Extracted records:
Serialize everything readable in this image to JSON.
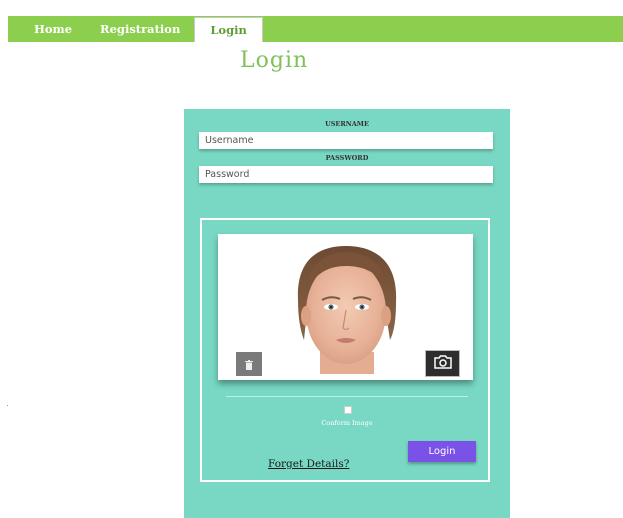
{
  "nav": {
    "items": [
      {
        "label": "Home"
      },
      {
        "label": "Registration"
      },
      {
        "label": "Login"
      }
    ],
    "active_index": 2
  },
  "page_title": "Login",
  "form": {
    "username_label": "USERNAME",
    "username_placeholder": "Username",
    "username_value": "",
    "password_label": "PASSWORD",
    "password_placeholder": "Password",
    "password_value": ""
  },
  "capture": {
    "trash_icon": "trash-icon",
    "camera_icon": "camera-icon",
    "confirm_label": "Conform Image",
    "confirm_checked": false
  },
  "actions": {
    "forget_label": "Forget Details?",
    "login_label": "Login"
  },
  "colors": {
    "nav_bg": "#8ccf4f",
    "panel_bg": "#78d8c3",
    "title": "#7fc15a",
    "login_button": "#7b52e8"
  }
}
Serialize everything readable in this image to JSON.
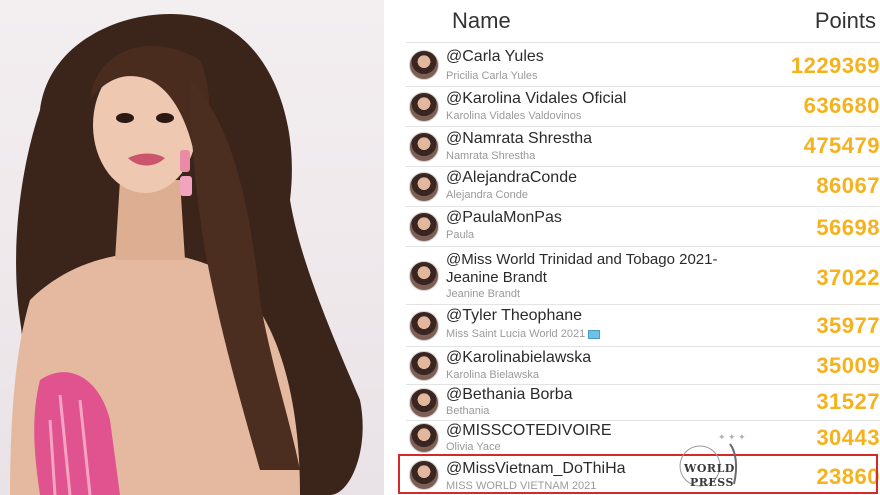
{
  "header": {
    "name_label": "Name",
    "points_label": "Points"
  },
  "colors": {
    "score": "#f5b21c",
    "highlight": "#d62828"
  },
  "rows": [
    {
      "handle": "@Carla Yules",
      "sub": "Pricilia Carla Yules",
      "points": "1229369"
    },
    {
      "handle": "@Karolina Vidales Oficial",
      "sub": "Karolina Vidales Valdovinos",
      "points": "636680"
    },
    {
      "handle": "@Namrata Shrestha",
      "sub": "Namrata Shrestha",
      "points": "475479"
    },
    {
      "handle": "@AlejandraConde",
      "sub": "Alejandra Conde",
      "points": "86067"
    },
    {
      "handle": "@PaulaMonPas",
      "sub": "Paula",
      "points": "56698"
    },
    {
      "handle": "@Miss World Trinidad and Tobago 2021- Jeanine Brandt",
      "sub": "Jeanine Brandt",
      "points": "37022"
    },
    {
      "handle": "@Tyler Theophane",
      "sub": "Miss Saint Lucia World 2021",
      "points": "35977"
    },
    {
      "handle": "@Karolinabielawska",
      "sub": "Karolina Bielawska",
      "points": "35009"
    },
    {
      "handle": "@Bethania Borba",
      "sub": "Bethania",
      "points": "31527"
    },
    {
      "handle": "@MISSCOTEDIVOIRE",
      "sub": "Olivia Yace",
      "points": "30443"
    },
    {
      "handle": "@MissVietnam_DoThiHa",
      "sub": "MISS WORLD VIETNAM 2021",
      "points": "23860"
    }
  ],
  "watermark": {
    "line1": "WORLD",
    "line2": "PRESS"
  }
}
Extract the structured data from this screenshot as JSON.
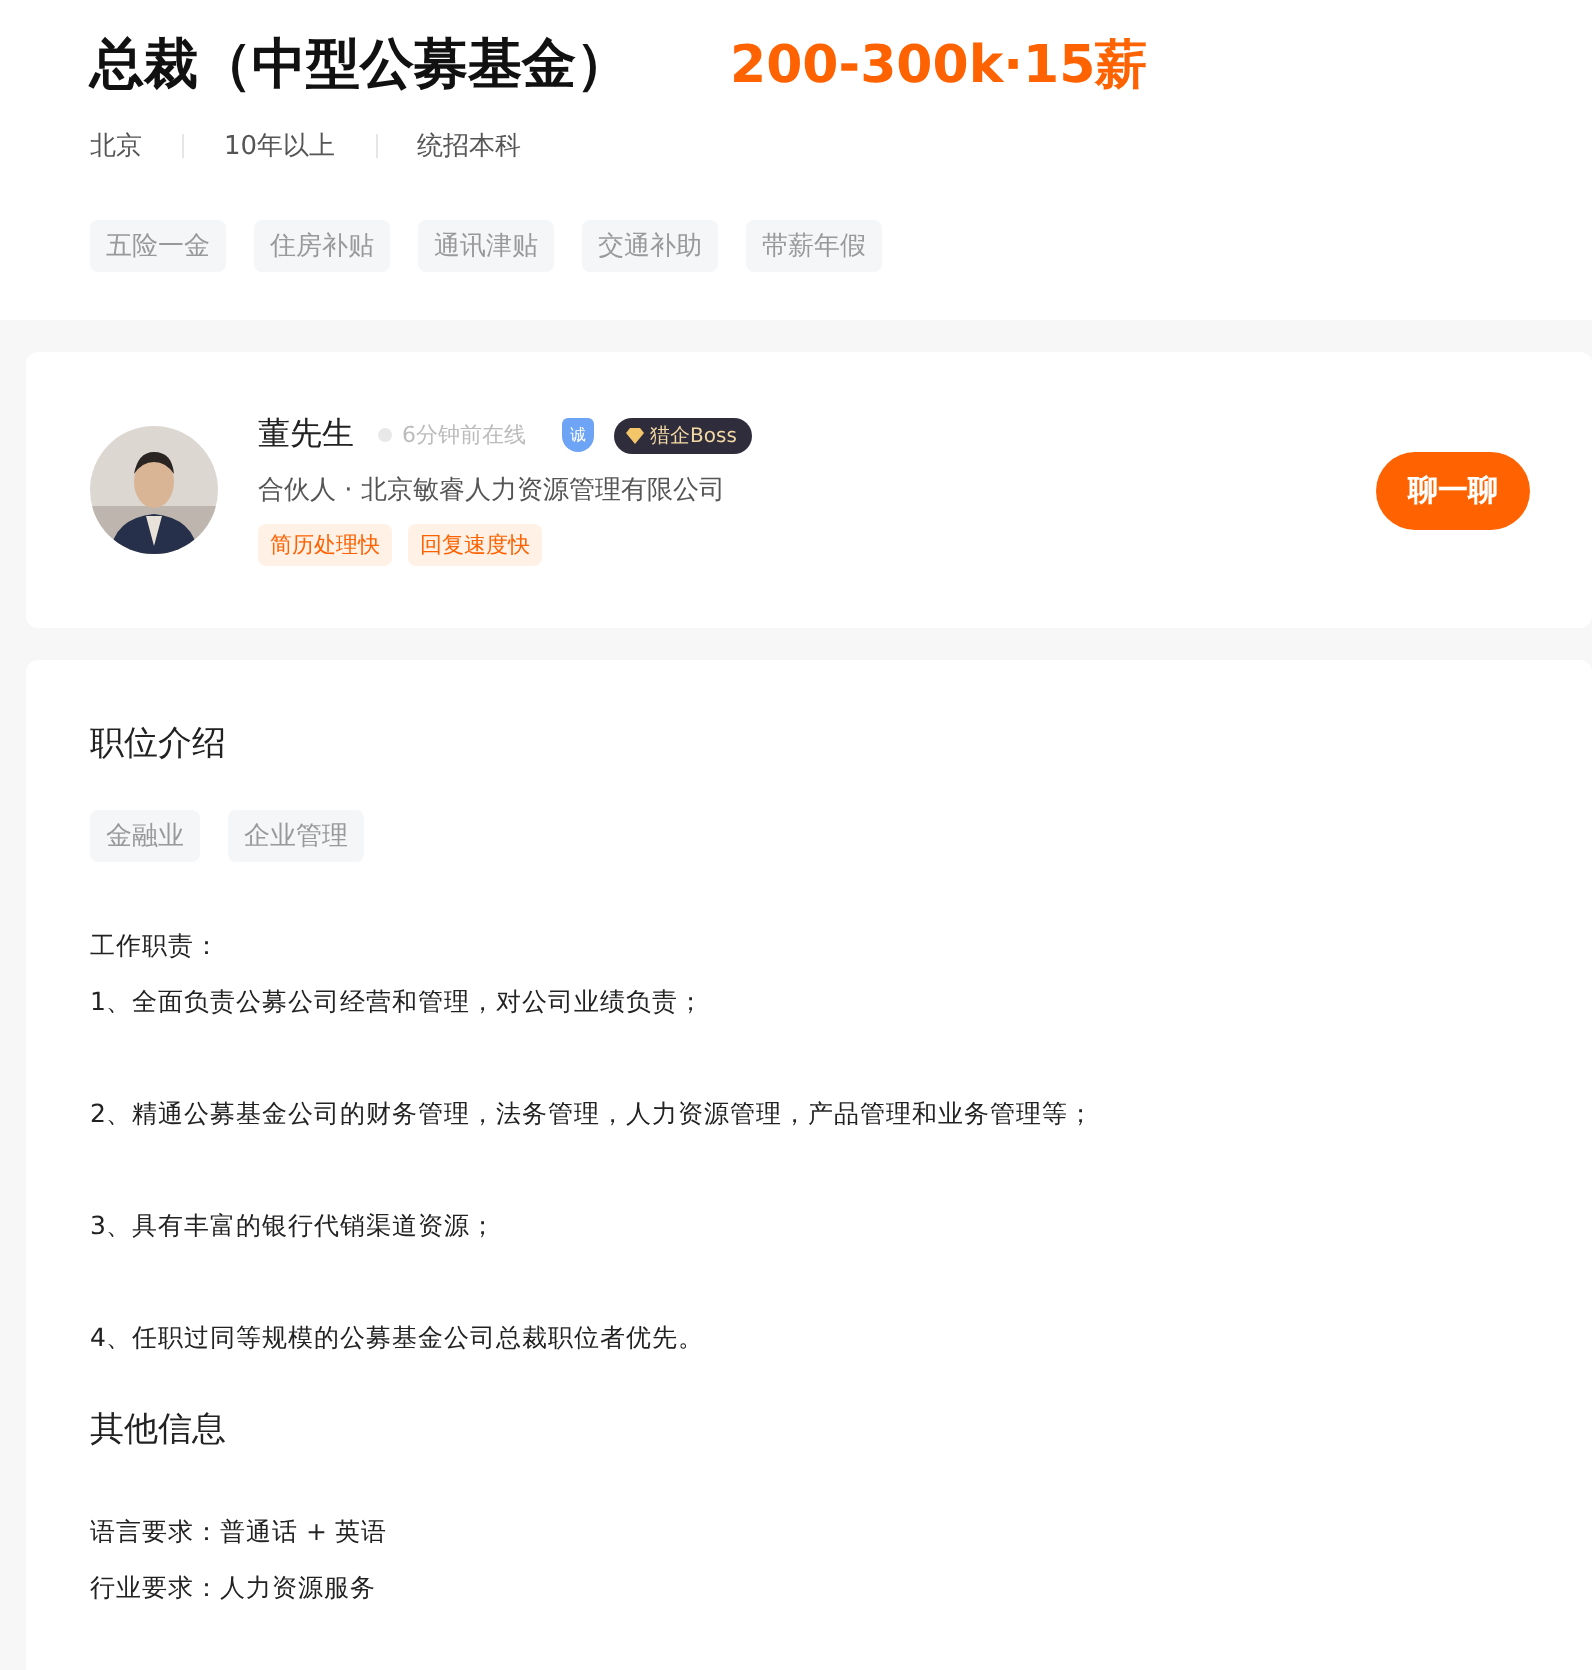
{
  "job": {
    "title": "总裁（中型公募基金）",
    "salary": "200-300k·15薪",
    "meta": [
      "北京",
      "10年以上",
      "统招本科"
    ],
    "benefits": [
      "五险一金",
      "住房补贴",
      "通讯津贴",
      "交通补助",
      "带薪年假"
    ]
  },
  "recruiter": {
    "avatar": {
      "kind": "picture"
    },
    "name": "董先生",
    "online": "6分钟前在线",
    "verified_mark": "诚",
    "badge": "猎企Boss",
    "company": "合伙人 · 北京敏睿人力资源管理有限公司",
    "tags": [
      "简历处理快",
      "回复速度快"
    ],
    "chat_button": "聊一聊"
  },
  "description": {
    "heading": "职位介绍",
    "tags": [
      "金融业",
      "企业管理"
    ],
    "lines": [
      "工作职责：",
      "1、全面负责公募公司经营和管理，对公司业绩负责；",
      "2、精通公募基金公司的财务管理，法务管理，人力资源管理，产品管理和业务管理等；",
      "3、具有丰富的银行代销渠道资源；",
      "4、任职过同等规模的公募基金公司总裁职位者优先。"
    ]
  },
  "other": {
    "heading": "其他信息",
    "items": [
      "语言要求：普通话 + 英语",
      "行业要求：人力资源服务"
    ]
  }
}
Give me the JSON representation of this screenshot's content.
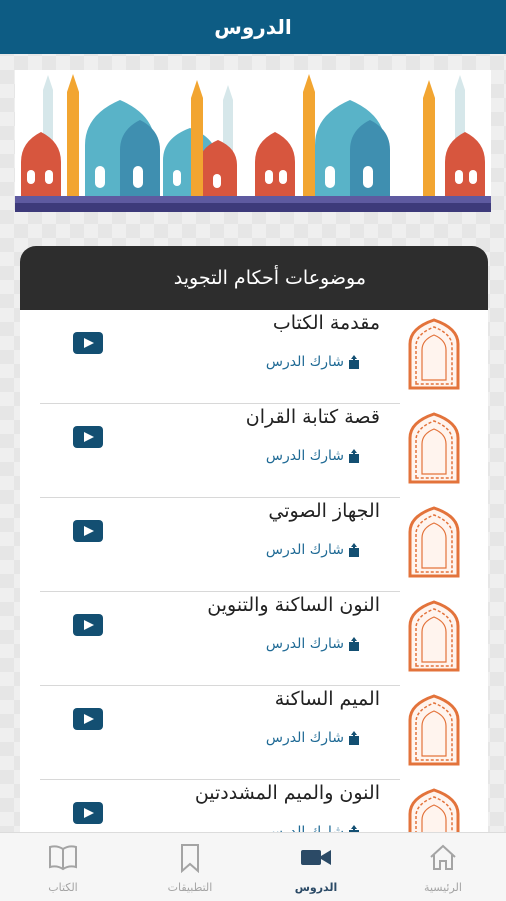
{
  "header": {
    "title": "الدروس"
  },
  "section": {
    "title": "موضوعات أحكام التجويد"
  },
  "lessons": [
    {
      "title": "مقدمة الكتاب",
      "share_label": "شارك الدرس"
    },
    {
      "title": "قصة كتابة القران",
      "share_label": "شارك الدرس"
    },
    {
      "title": "الجهاز الصوتي",
      "share_label": "شارك الدرس"
    },
    {
      "title": "النون الساكنة والتنوين",
      "share_label": "شارك الدرس"
    },
    {
      "title": "الميم الساكنة",
      "share_label": "شارك الدرس"
    },
    {
      "title": "النون والميم المشددتين",
      "share_label": "شارك الدرس"
    }
  ],
  "tabs": [
    {
      "label": "الرئيسية",
      "icon": "home-icon"
    },
    {
      "label": "الدروس",
      "icon": "video-icon",
      "active": true
    },
    {
      "label": "التطبيقات",
      "icon": "bookmark-icon"
    },
    {
      "label": "الكتاب",
      "icon": "book-icon"
    }
  ],
  "colors": {
    "primary": "#0d5c84",
    "header_dark": "#2d2d2d",
    "thumb_orange": "#e3733b",
    "active_tab": "#2b4a66",
    "inactive_tab": "#a4a4a4"
  }
}
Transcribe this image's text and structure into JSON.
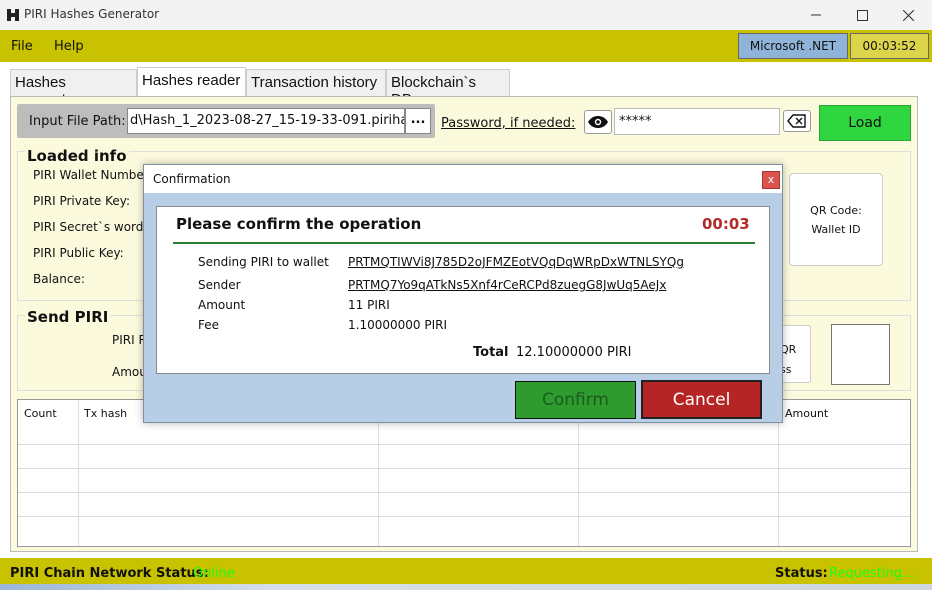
{
  "window": {
    "title": "PIRI Hashes Generator"
  },
  "menu": {
    "file": "File",
    "help": "Help"
  },
  "runtime": {
    "framework": ".NET badge",
    "framework_label": "Microsoft .NET",
    "clock": "00:03:52"
  },
  "tabs": [
    {
      "label": "Hashes generator"
    },
    {
      "label": "Hashes reader"
    },
    {
      "label": "Transaction history"
    },
    {
      "label": "Blockchain`s DBs"
    }
  ],
  "reader": {
    "input_label": "Input File Path:",
    "path_value": "d\\Hash_1_2023-08-27_15-19-33-091.pirihash",
    "browse_label": "...",
    "password_label": "Password, if needed:",
    "password_value": "*****",
    "load_label": "Load"
  },
  "loaded_info": {
    "title": "Loaded info",
    "labels": [
      "PIRI Wallet Number:",
      "PIRI Private Key:",
      "PIRI Secret`s words",
      "PIRI Public Key:",
      "Balance:"
    ],
    "qr_line1": "QR Code:",
    "qr_line2": "Wallet ID"
  },
  "send": {
    "title": "Send PIRI",
    "label1": "PIRI R",
    "label2": "Amou",
    "qr_line1": "QR",
    "qr_line2": "ss"
  },
  "grid": {
    "headers": [
      "Count",
      "Tx hash",
      "Amount"
    ]
  },
  "status": {
    "network_label": "PIRI Chain Network Status:",
    "network_value": "Online",
    "status_label": "Status:",
    "status_value": "Requesting..."
  },
  "dialog": {
    "title": "Confirmation",
    "close": "x",
    "heading": "Please confirm the operation",
    "timer": "00:03",
    "rows": [
      {
        "label": "Sending PIRI to wallet",
        "value": "PRTMQTIWVi8J785D2oJFMZEotVQqDqWRpDxWTNLSYQg"
      },
      {
        "label": "Sender",
        "value": "PRTMQ7Yo9qATkNs5Xnf4rCeRCPd8zuegG8JwUq5AeJx"
      },
      {
        "label": "Amount",
        "value": "11 PIRI"
      },
      {
        "label": "Fee",
        "value": "1.10000000 PIRI"
      }
    ],
    "total_label": "Total",
    "total_value": "12.10000000 PIRI",
    "confirm_label": "Confirm",
    "cancel_label": "Cancel"
  },
  "colors": {
    "menubar": "#c8c200",
    "panel": "#fcfadd",
    "load_button": "#2fd63f",
    "confirm_button": "#2e9b2e",
    "cancel_button": "#b62525",
    "timer": "#b32b2b",
    "online": "#16ff16"
  }
}
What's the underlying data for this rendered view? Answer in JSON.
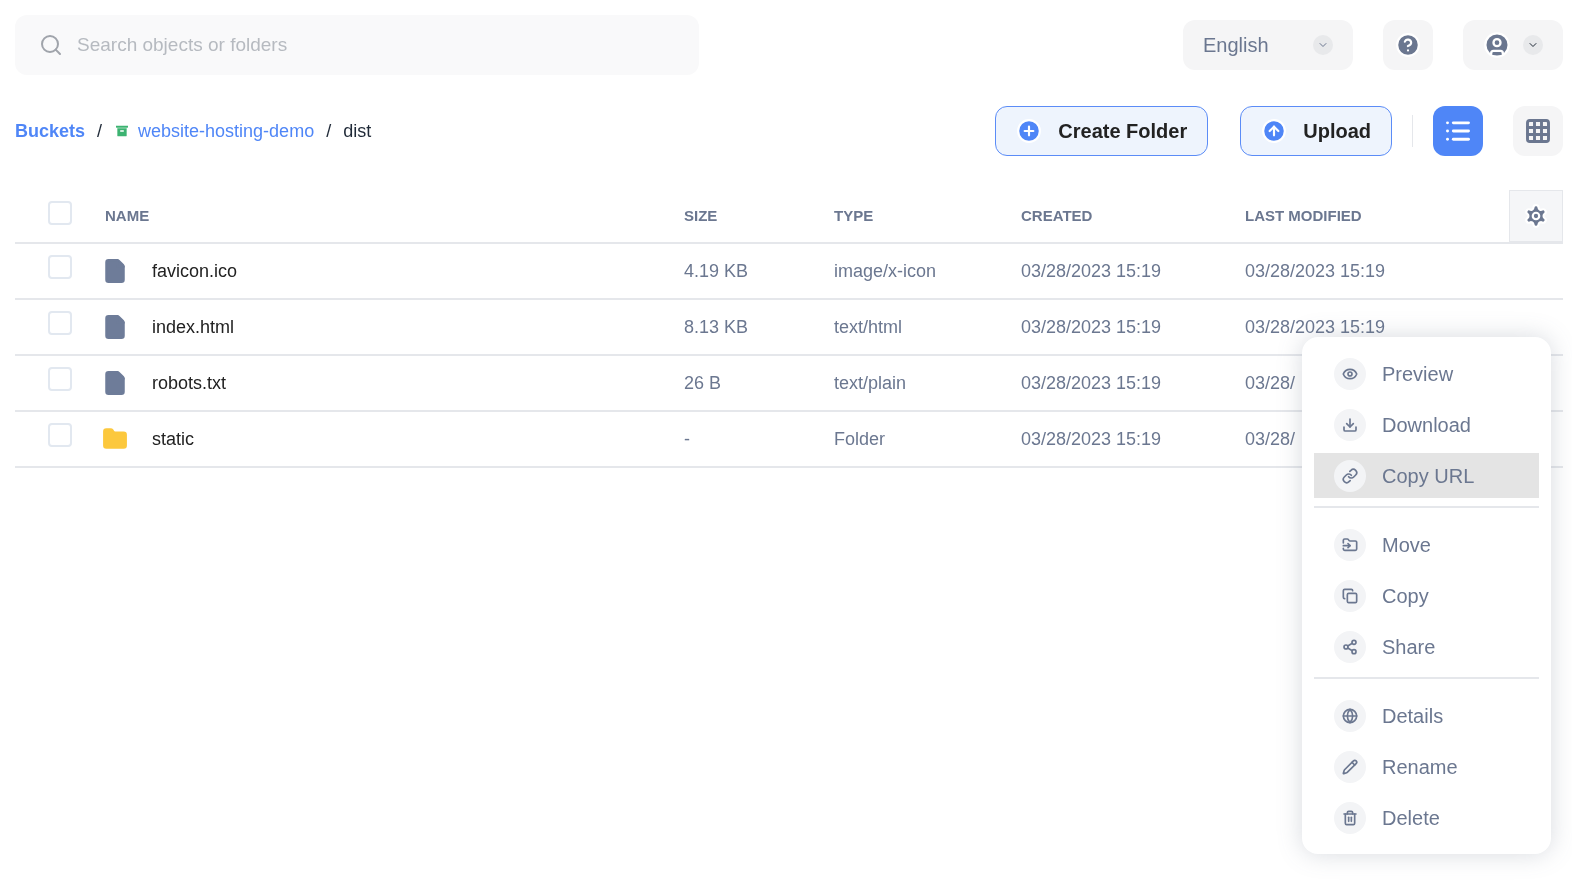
{
  "search": {
    "placeholder": "Search objects or folders"
  },
  "language": {
    "value": "English"
  },
  "breadcrumb": [
    {
      "label": "Buckets",
      "kind": "root"
    },
    {
      "label": "/",
      "kind": "separator"
    },
    {
      "label": "website-hosting-demo",
      "kind": "bucket"
    },
    {
      "label": "/",
      "kind": "separator"
    },
    {
      "label": "dist",
      "kind": "current"
    }
  ],
  "actions": [
    {
      "label": "Create Folder"
    },
    {
      "label": "Upload"
    }
  ],
  "views": [
    {
      "kind": "list",
      "selected": true
    },
    {
      "kind": "grid",
      "selected": false
    }
  ],
  "table": {
    "select_all": {
      "checked": false
    },
    "columns": [
      "NAME",
      "SIZE",
      "TYPE",
      "CREATED",
      "LAST MODIFIED"
    ],
    "rows": [
      {
        "kind": "file",
        "checked": false,
        "name": "favicon.ico",
        "size": "4.19 KB",
        "type": "image/x-icon",
        "created": "03/28/2023 15:19",
        "last_modified": "03/28/2023 15:19"
      },
      {
        "kind": "file",
        "checked": false,
        "name": "index.html",
        "size": "8.13 KB",
        "type": "text/html",
        "created": "03/28/2023 15:19",
        "last_modified": "03/28/2023 15:19"
      },
      {
        "kind": "file",
        "checked": false,
        "name": "robots.txt",
        "size": "26 B",
        "type": "text/plain",
        "created": "03/28/2023 15:19",
        "last_modified": "03/28/"
      },
      {
        "kind": "folder",
        "checked": false,
        "name": "static",
        "size": "-",
        "type": "Folder",
        "created": "03/28/2023 15:19",
        "last_modified": "03/28/"
      }
    ]
  },
  "context_menu": [
    [
      {
        "label": "Preview",
        "selected": false
      },
      {
        "label": "Download",
        "selected": false
      },
      {
        "label": "Copy URL",
        "selected": true
      }
    ],
    [
      {
        "label": "Move",
        "selected": false
      },
      {
        "label": "Copy",
        "selected": false
      },
      {
        "label": "Share",
        "selected": false
      }
    ],
    [
      {
        "label": "Details",
        "selected": false
      },
      {
        "label": "Rename",
        "selected": false
      },
      {
        "label": "Delete",
        "selected": false
      }
    ]
  ]
}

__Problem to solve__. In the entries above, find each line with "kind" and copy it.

__Solved problem__.
      "kind": "picture"
      "kind": "root"
      "kind": "separator"
      "kind": "bucket"
      "kind": "separator"
      "kind": "current"
      "kind": "list",
      "kind": "grid",
        "kind": "file",
        "kind": "file",
        "kind": "file",
        "kind": "folder",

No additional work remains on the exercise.